The release offers us fresh insights into Beethoven’s Concerto for Violin and Orchestra in D major, op.61 based on historical evidence, using period instruments. Kopatchinskaja contributes her own adaptations of Beethoven’s original cadenzas for the piano version of the concerto. The Romances are performed here in a simple, lyrical style typical of the slow movements of late 18th-century French violin concertos. Alongside the Concerto and the Romances, the recording features the rarely recorded Fragment: the only known part of an unfinished Concerto in C major.
Kopatchinskaja’s first CD on Naïve last year, a recital with Fazil Say, received sensational reviews and was awarded the Excellentia Award of the Magazine "Pizzicato" (Luxembourg), as well as the ECHO-Klassik award 2009. Earlier this year, she was heard performing Fazil Say’s colourful violin concerto, ‘1001 Nights in the Harem’, also on Naïve (V5147).
Ludwig van Beethoven: Violin Concerto in D major, Op. 61
I. Allegro ma non troppo
III. Rondo: Allegro
Ludwig van Beethoven: Romance No. 2 in F major, Op. 50
Romance No. 2 in F major, Op. 50
Ludwig van Beethoven: Romance No. 1 in G major, Op. 40
Romance No. 1 in G major, Op. 40
Ludwig van Beethoven: Violin Concerto in C major, WoO 5
Violin Concerto in C major, WoO 5 (fragment)

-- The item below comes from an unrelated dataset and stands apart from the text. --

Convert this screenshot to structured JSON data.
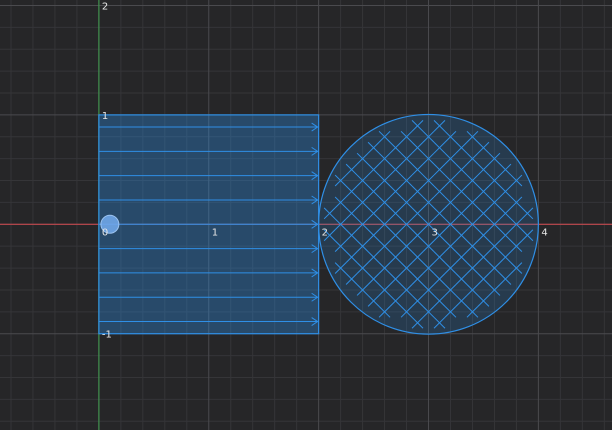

“Patricia Kopatchinskaja's warmly recorded account of the Beethoven Violin Concerto must be one of the most stimulating and provocative that has ever been committed to disc. She opts… to interpret the solo part with a very light, almost wispy sound, using a fluid almost operatic style in the recitative passages that follow the big orchestral tuttis. Superbly supported by Philippe Herreweghe and his expert period-instrument orchestra, she maintains a flowing tempo throughout each movement, yet is sufficiently flexible in her playing to accommodate rubato in the most expressive parts of the work.”
10th December 2009
“The period orchestral sounds are vital; the flowing tempos are close to Beethoven’s metronome marks; Kopatchinskaja’s character, her soaring sound and improvisatory flair are compelling, and ultimately highly musical...Kopatchinskaja has something genuinely individual to say about this much-loved and recorded masterpiece”
Click on any of the works listed above for alternative recordings.